The drive from East Randolph to New Paltz was, I think, one of my favourite legs of the trip. It’s not often you get the chance to use the word ‘verdant’ and not come across like something of a tool, but verdant is the word to describe the woods that line the roads as you hook out east over peaceful highways that, more often than not, you have to yourself.
You could get lost out here, and be happy for doing so.
It’s country that feels friendly to me; maybe this is just my own presuppositions and prejudices talking, or maybe it’s fond dreams and memories of unreal constructions overlapping. Upstate New York is the heart of Yankee territory, as far as I know. This is the North, man. This is where the good guys come from. Right? This is, as Don Mitchell told us, Mark Twain territory. This is Huck Finn and Tom Sawyer stuff; this is easy adventures under trees and off the beaten track. This is quiet, sunny, America, with dapples of light and shade under the branches. This is small, picturesque towns and Main Street. This is the kind of landscape I think of when I think of The Legend of Sleepy Hollow, the kind of landscape that I wanted to find somewhere on this trip.
I could spend more time in New York State. I really could. We drove through, easily, unhurried, and I looked out of my window and thought that to go camping out here with someone you loved would be a wonderful thing.
As long as the Wendigo didn’t skin you alive, of course.
So we drove under the sun, along highways and past small towns. We crested hills and saw forests that extended out as far as we could see. We made stops that took us off the roadways and onto lazy side streets, that plunged us into the deep cold shade of the mountains, and took us by cemeteries that slumped and staggered down the sides of embankments. This was the one of the images of America that I grew up with, the green, undisturbed, sleepy America.
It was getting to late afternoon as we hit the last leg towards New Paltz and the Olears and Lenore, and the light started to turn ever so slightly flat and dim, just enough to know that twilight was coming on.
What to say about the Olears?
They fit this place. And it fits them.The relaxation here, the depth out here, the charm of this place… this is Greg and Steph. Relaxed, charming, thoughtful people. They laugh easily, and readily. And Steph makes a badass mojito.
We got in and unloaded our bags, and took up residence on the front porch. Lenore had come up earlier from New York that day, and sat with Dom, Greg and Steph’s son, and played Imaginary Animals.
‘Have you ever seen a Bad Luck Bird?’ she asked.
Dom considered, then shook his head, in the unrestrained way that children do.

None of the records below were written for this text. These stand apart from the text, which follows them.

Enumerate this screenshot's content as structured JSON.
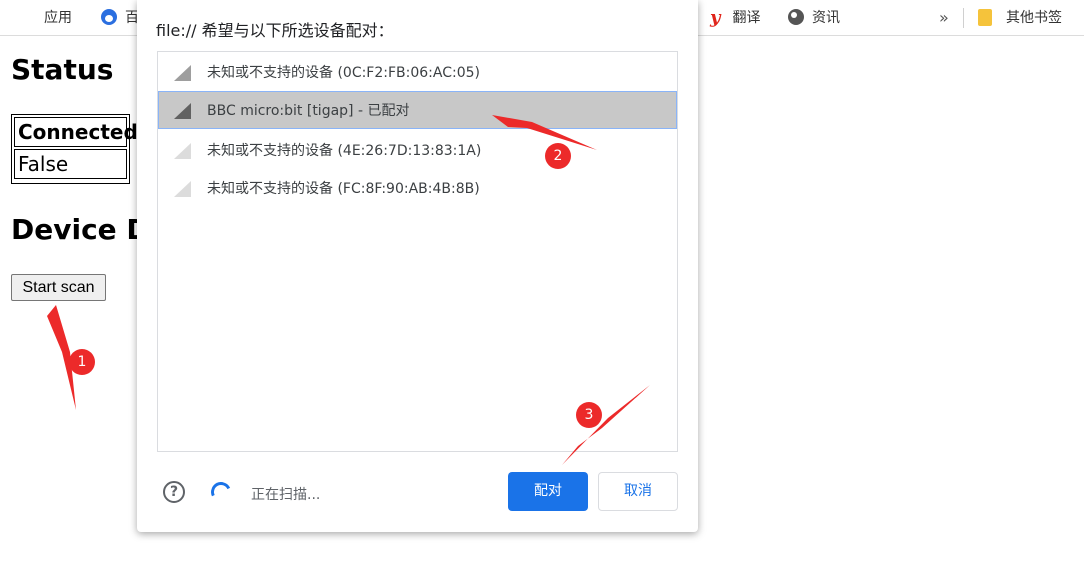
{
  "bookmarks": {
    "apps_label": "应用",
    "baidu_label": "百",
    "translate_label": "翻译",
    "news_label": "资讯",
    "more_label": "»",
    "other_bookmarks_label": "其他书签"
  },
  "page": {
    "status_heading": "Status",
    "table_header": "Connected",
    "table_value": "False",
    "device_heading": "Device D",
    "scan_button": "Start scan"
  },
  "dialog": {
    "title": "file:// 希望与以下所选设备配对：",
    "devices": [
      {
        "name": "未知或不支持的设备 (0C:F2:FB:06:AC:05)",
        "signal": "mid",
        "selected": false
      },
      {
        "name": "BBC micro:bit [tigap] - 已配对",
        "signal": "dark",
        "selected": true
      },
      {
        "name": "未知或不支持的设备 (4E:26:7D:13:83:1A)",
        "signal": "light",
        "selected": false
      },
      {
        "name": "未知或不支持的设备 (FC:8F:90:AB:4B:8B)",
        "signal": "light",
        "selected": false
      }
    ],
    "help_symbol": "?",
    "scanning_text": "正在扫描...",
    "pair_button": "配对",
    "cancel_button": "取消"
  },
  "annotations": {
    "step1": "1",
    "step2": "2",
    "step3": "3",
    "color": "#ec2a2a"
  },
  "colors": {
    "accent": "#1a73e8",
    "selection": "#c8c8c8",
    "annotation": "#ec2a2a"
  }
}
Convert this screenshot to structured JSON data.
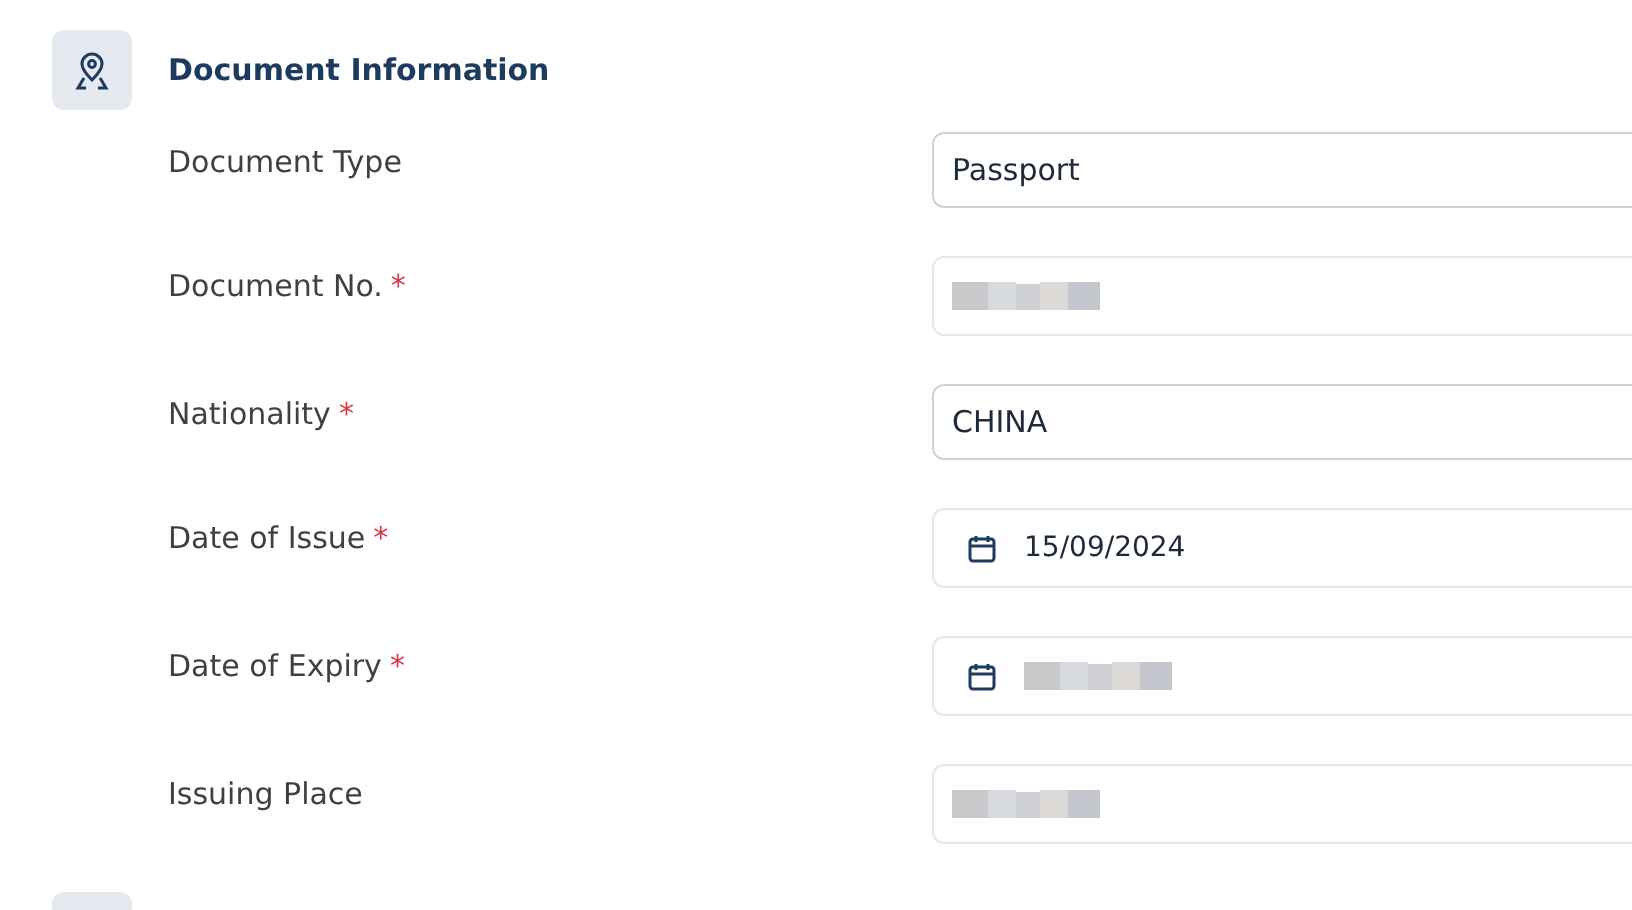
{
  "section": {
    "title": "Document Information"
  },
  "fields": [
    {
      "label": "Document Type",
      "kind": "select",
      "value": "Passport"
    },
    {
      "label": "Document No.",
      "required_mark": "*",
      "kind": "text",
      "redacted": true
    },
    {
      "label": "Nationality",
      "required_mark": "*",
      "kind": "select",
      "value": "CHINA"
    },
    {
      "label": "Date of Issue",
      "required_mark": "*",
      "kind": "date",
      "value": "15/09/2024"
    },
    {
      "label": "Date of Expiry",
      "required_mark": "*",
      "kind": "date",
      "redacted": true
    },
    {
      "label": "Issuing Place",
      "kind": "text",
      "redacted": true
    }
  ]
}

I forget the shape of a Bad Luck Bird, precisely. As far as I can remember, it doesn’t have a head, and it has multiple sets of wings, so it can never eat, and when it tries to fly, it just stays in place.
Discussion of Bad Luck Birds turned to the inflation of the Kiwi toy that Zara had brought for Dom, and then to steak, wine, and mojitos.
And then, once night had fallen, it was a return to the porch, where Greg and I, as we had promised each other, lit up cigars. We sat, and smoked, and perfectly, the simplicity of the woods around us made a backdrop for the simplicity of sitting, and talking, and drinking, and smoking, with friends.
Spots of light began to flicker on and off in the garden, and I realised with some wonder that I was seeing my first fireflies. We watched them swoop in the darkness of the front yard, mirrored above by the brilliance of the stars in the night sky above.
A night spent with friends in the woods of New York State?
There are so many worse ways to spend your time.
Accidentally letting out the cat, for instance, who has been shut in the garage for the night and who yowls unmercifully as he slips your grasp. Or muttering ‘FuckfuckfuckIcan’tbelieveIletthecatout,’ is another.
Fortunately, the poor chump was trusting enough to go running right back to my arms as soon as I held my hand out to him.
The next morning saw us pack, eat breakfast in town, and get ready to head to New York. But before we left, we needed one reminder for all time of all the fun we’d had staying with the Olears.